*WHAT YOU NEED TO DO*
Take the lines from the one containing "Serialize everything readable" through the final line below and restate them exactly. Omit the pictures.

*SOURCE DATA*
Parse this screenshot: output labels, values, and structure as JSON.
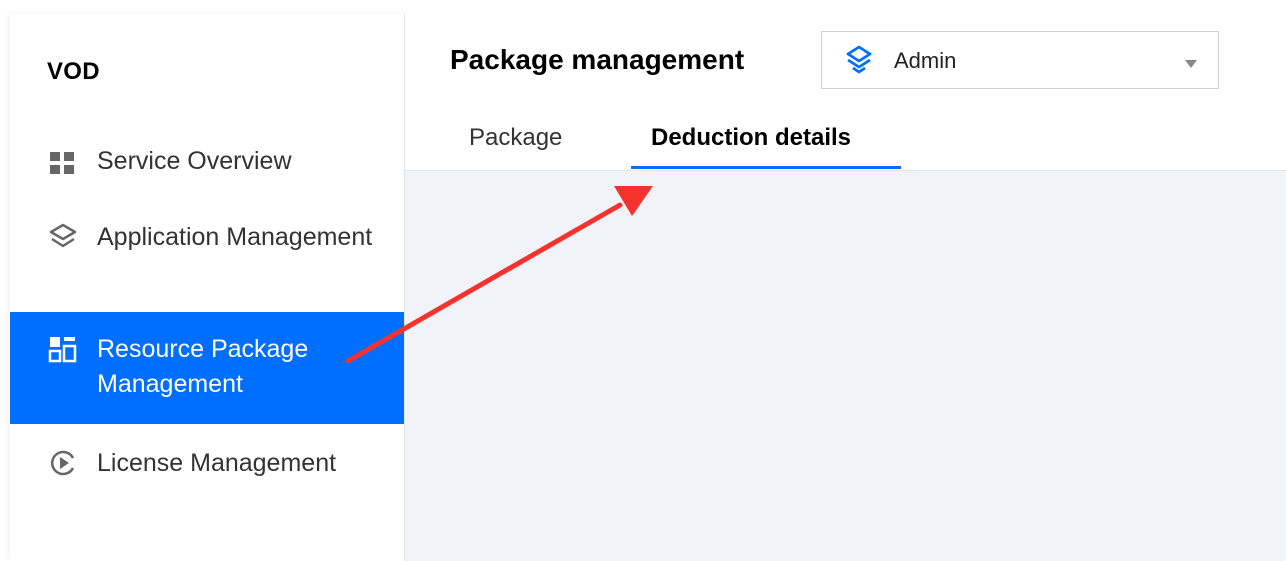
{
  "sidebar": {
    "app_title": "VOD",
    "items": [
      {
        "label": "Service Overview",
        "icon": "grid-icon",
        "active": false
      },
      {
        "label": "Application Management",
        "icon": "layers-icon",
        "active": false
      },
      {
        "label": "Resource Package Management",
        "icon": "package-icon",
        "active": true
      },
      {
        "label": "License Management",
        "icon": "play-circle-icon",
        "active": false
      }
    ]
  },
  "header": {
    "title": "Package management",
    "app_select": {
      "value": "Admin",
      "icon": "layers-app-icon"
    },
    "tabs": [
      {
        "label": "Package",
        "active": false
      },
      {
        "label": "Deduction details",
        "active": true
      }
    ]
  },
  "annotation": {
    "type": "arrow",
    "color": "#f5322e",
    "icon": "red-arrow"
  },
  "colors": {
    "accent": "#006eff",
    "content_bg": "#f2f3f8"
  }
}
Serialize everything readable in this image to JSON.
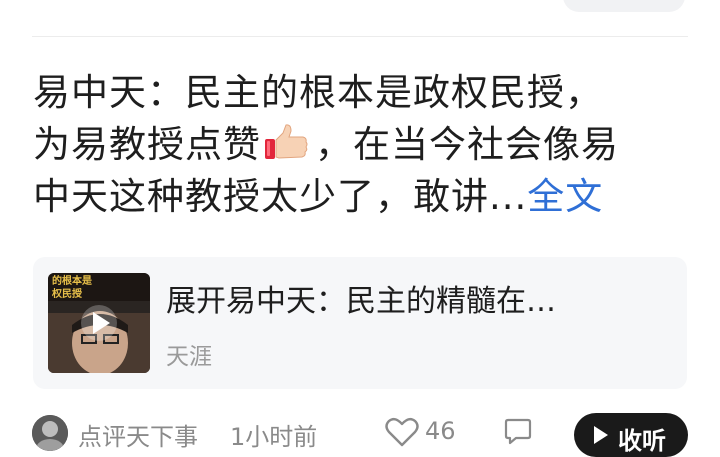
{
  "post": {
    "text_line1": "易中天：民主的根本是政权民授，",
    "text_line2_a": "为易教授点赞",
    "text_line2_b": "，在当今社会像易",
    "text_line3": "中天这种教授太少了，敢讲...",
    "fulltext_link": "全文",
    "emoji": "thumbs-up"
  },
  "link_card": {
    "thumb_overlay_line1": "的根本是",
    "thumb_overlay_line2": "权民授",
    "title": "展开易中天：民主的精髓在…",
    "source": "天涯"
  },
  "footer": {
    "author": "点评天下事",
    "time": "1小时前",
    "likes": "46",
    "listen_label": "收听"
  },
  "colors": {
    "link": "#2f6fd6",
    "card_bg": "#f6f7f9",
    "meta_text": "#8a8a8a"
  }
}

*FINISHED EXERCISE*
Serialize everything readable in this image to JSON.
{
  "post": {
    "text_line1": "易中天：民主的根本是政权民授，",
    "text_line2_a": "为易教授点赞",
    "text_line2_b": "，在当今社会像易",
    "text_line3": "中天这种教授太少了，敢讲...",
    "fulltext_link": "全文",
    "emoji": "thumbs-up"
  },
  "link_card": {
    "thumb_overlay_line1": "的根本是",
    "thumb_overlay_line2": "权民授",
    "title": "展开易中天：民主的精髓在…",
    "source": "天涯"
  },
  "footer": {
    "author": "点评天下事",
    "time": "1小时前",
    "likes": "46",
    "listen_label": "收听"
  },
  "colors": {
    "link": "#2f6fd6",
    "card_bg": "#f6f7f9",
    "meta_text": "#8a8a8a"
  }
}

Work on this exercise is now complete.